And always, the God who created us stands first in line, ready to assume this later parental role to provide a very engaged and loving involvement in our adult life path. The whole redemptive work of Christ is aimed at positioning our Heavenly Father to lovingly parent us through our life. So, in that sense, God seeks to be our "Third Parent."

But sometimes, we reject Him for this role. We do this because we intuitively understand that His love will sometimes interfere with and get in the way of our preferences.

So, God's love is, indeed, forced to compete. It must compete with the personal freedom to do as we please which is the real draw of a Godless, and thus, disinterested reality.

However, what is so well hidden in this proposition of complete freedom is the cruel randomness which is always attached to it. And, indeed, there are always surprise endings which flow out of the randomness of a totally impartial reality.

So, with absolute freedom, also comes a constant exposure and real vulnerability - not at all unlike what I experienced in my solo flight. Nevertheless, it's true, we often still venture undaunted and self-assured into the treacheries of adult life - believing ourselves to be equal to every challenge.

But, in truth, only God is equal to the challenges of a fickle reality. Only he can over rule its unpredictable whims. Only He can bring order and meaning from its random twists. No mere human being even comes close to having the resource to stand up to the extremes to which an unpredictable reality can take us.

For example, after years of business successes, raising our kids responsibly, giving back to our community, and doing it all right - it happens. Out of nowhere, the doctor says, "It's cancer; and, it's terminal."

Or, as we're happily coming home from a football game that our team won, 
a defective front tire blows out one rainy night on the Interstate. And, we wake up in the morning with a severed spine and useless legs. 

 Or, you name it, when any one of a thousand other things that we didn't expect to happen, do. There is no purely human resource which can stand up to life's harshest randomness.

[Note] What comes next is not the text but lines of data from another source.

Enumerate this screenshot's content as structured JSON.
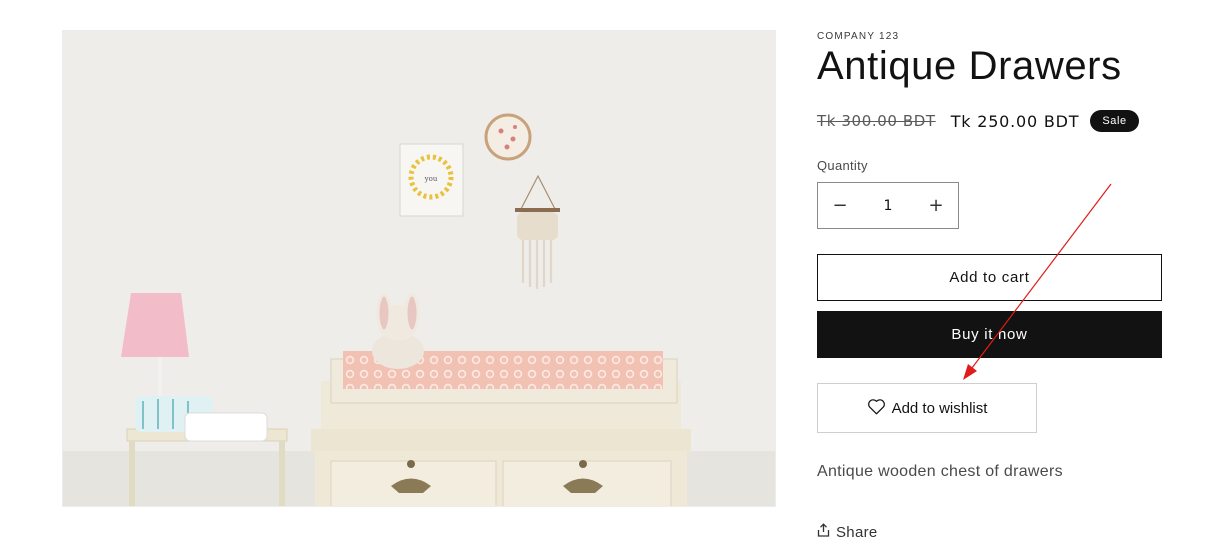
{
  "product": {
    "vendor": "COMPANY 123",
    "title": "Antique Drawers",
    "price_regular": "Tk 300.00 BDT",
    "price_sale": "Tk 250.00 BDT",
    "badge": "Sale",
    "image_alt": "Antique Drawers",
    "quantity_label": "Quantity",
    "quantity_value": "1",
    "decrease_symbol": "−",
    "increase_symbol": "+",
    "add_to_cart_label": "Add to cart",
    "buy_now_label": "Buy it now",
    "wishlist_label": "Add to wishlist",
    "description": "Antique wooden chest of drawers",
    "share_label": "Share"
  },
  "icons": {
    "wishlist": "heart-icon",
    "share": "share-icon"
  },
  "colors": {
    "primary": "#121212",
    "annotation_arrow": "#e11b1b",
    "badge_bg": "#121212"
  }
}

So, that's it. Suddenly, without warning we're in way over our head. And, a Godless, heartless reality could care less.

And, so it goes far too often. We choose to embrace the freedom to do as we please in a reality free of divine interference.  We choose to entirely risk ourselves to the mistaken belief that we can always adjust life situations to our preferences. But, in truth, sometimes, for no apparent reason, oblivious reality just decides to break bad. And, we find that, in fact, there is no adjusting it.

The truth is this. Being solely responsible for your own self-preservation is a hazardous, draining, and a very lonely approach to life. And, in real life, the unfettered freedom which draws us to such a life in the first place is really mostly gobbled up by the constant pressure to survive.

As a loving Third Parent, God offers to unload the life process. He offers the help and joy of "Twomanship" - a life of confidence and synergy lived in league with Him. It is a life that is exponentially better than "Onemanship" - a life of constant and draining vulnerability.

But, won't God occasionally interfere with my agenda? Well - one can only hope so, dear heart. 

 Loving interventions are really what good parents, whether first, second, or Third, do best. They get us safely past the seriously damaging pitfalls of our "childhood" which, in human beings, typically linger long past our childhood.

So, here it is. If the loving and almighty Heavenly Father doesn't have your back, you are really flying dangerously solo. And that means you are absolutely very exposed. Because, like the rest of us, some days you can fly pretty well; but, on any given day you can also crash and burn.

"Come to Me, all you who labor and are heavy laden, and I will give you rest. Take My yoke upon you and learn from Me, for I am gentle and lowly in heart, and you will find rest for your souls. For My yoke is easy and My burden is light." - Jesus